Montresor has some very specific criteria for exacting successful and complete revenge. In the first paragraph of the story, he shares his belief that he "must not only punish, but punish with impunity." In other words, he must not only carry out his revenge on Fortunato, but he must do it in such a way that Montresor himself does not reap any negative consequences. Therefore, we can probably safely assume that, had his crime been found out, he would have been tried in a court of law and sentenced to death; in this case, then, he would feel that his revenge was incomplete or unsuccessful.
Thus, he would probably become angry and perhaps even try to figure out a way to avoid his punishment. After all, with Fortunato dead, there would be no second opportunity for Montresor to achieve the revenge he so desires.

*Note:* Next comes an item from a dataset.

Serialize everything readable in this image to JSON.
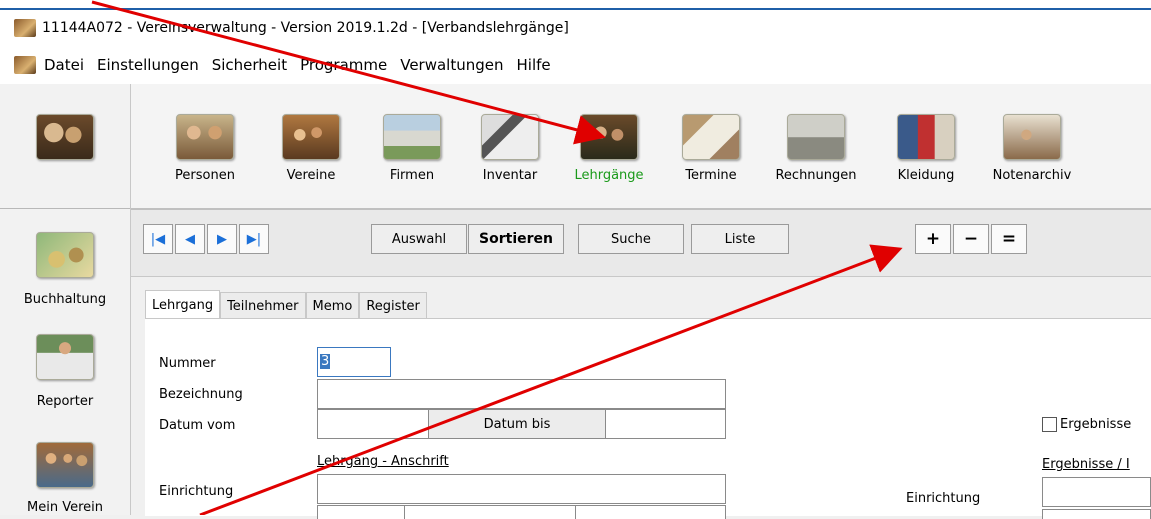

His pride, I think, especially given the quotation above and his family's own motto, would compel him to try to avoid punishment in order to make his revenge an ultimate success.
Remember, though, that Montresor does seem to be confessing his story to someone who "know[s] the nature of [his] soul," as he says in the first paragraph. He feels, perhaps, that he cannot be punished at this point, some "half of a century" after he committed the crime.